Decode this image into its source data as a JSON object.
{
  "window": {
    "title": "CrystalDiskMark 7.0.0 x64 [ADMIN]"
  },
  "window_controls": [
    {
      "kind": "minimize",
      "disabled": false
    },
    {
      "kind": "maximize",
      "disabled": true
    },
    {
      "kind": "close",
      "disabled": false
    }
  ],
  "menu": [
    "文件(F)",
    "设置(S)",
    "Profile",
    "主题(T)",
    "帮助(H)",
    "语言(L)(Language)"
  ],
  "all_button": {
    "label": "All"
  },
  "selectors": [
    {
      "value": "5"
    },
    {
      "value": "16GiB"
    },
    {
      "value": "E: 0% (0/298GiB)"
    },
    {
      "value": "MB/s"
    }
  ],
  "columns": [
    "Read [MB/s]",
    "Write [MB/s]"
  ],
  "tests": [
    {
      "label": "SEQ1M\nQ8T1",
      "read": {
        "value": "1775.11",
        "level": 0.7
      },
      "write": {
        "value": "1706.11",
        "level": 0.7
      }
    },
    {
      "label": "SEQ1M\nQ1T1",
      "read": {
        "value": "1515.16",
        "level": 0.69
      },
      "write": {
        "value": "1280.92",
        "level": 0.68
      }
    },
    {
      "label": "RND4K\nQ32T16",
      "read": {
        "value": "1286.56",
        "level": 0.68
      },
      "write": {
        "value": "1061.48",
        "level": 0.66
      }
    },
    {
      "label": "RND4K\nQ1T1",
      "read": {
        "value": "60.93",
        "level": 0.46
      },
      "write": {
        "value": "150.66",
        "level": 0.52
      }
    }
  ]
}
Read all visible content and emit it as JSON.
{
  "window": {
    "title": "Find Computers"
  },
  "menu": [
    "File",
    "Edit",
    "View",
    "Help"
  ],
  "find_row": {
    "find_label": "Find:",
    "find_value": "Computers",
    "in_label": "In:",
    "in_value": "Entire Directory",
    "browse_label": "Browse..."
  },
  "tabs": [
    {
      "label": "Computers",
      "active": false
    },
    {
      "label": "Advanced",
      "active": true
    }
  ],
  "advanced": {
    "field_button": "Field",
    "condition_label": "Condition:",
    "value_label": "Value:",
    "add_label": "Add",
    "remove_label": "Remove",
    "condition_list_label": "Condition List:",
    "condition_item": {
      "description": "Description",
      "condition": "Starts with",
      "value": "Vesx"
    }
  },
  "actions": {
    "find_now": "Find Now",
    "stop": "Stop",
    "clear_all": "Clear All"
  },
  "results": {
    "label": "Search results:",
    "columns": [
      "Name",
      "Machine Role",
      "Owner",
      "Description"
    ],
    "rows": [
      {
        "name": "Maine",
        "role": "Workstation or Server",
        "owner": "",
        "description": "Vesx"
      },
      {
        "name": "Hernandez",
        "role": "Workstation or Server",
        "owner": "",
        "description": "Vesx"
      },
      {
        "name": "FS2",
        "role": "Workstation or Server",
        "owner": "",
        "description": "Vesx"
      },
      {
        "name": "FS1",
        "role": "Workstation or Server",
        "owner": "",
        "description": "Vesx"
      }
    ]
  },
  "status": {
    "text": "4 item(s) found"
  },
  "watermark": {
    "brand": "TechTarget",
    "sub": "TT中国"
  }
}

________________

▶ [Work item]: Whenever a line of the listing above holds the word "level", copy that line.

▶ [Result of this task]:
        "level": 0.7
        "level": 0.7
        "level": 0.69
        "level": 0.68
        "level": 0.68
        "level": 0.66
        "level": 0.46
        "level": 0.52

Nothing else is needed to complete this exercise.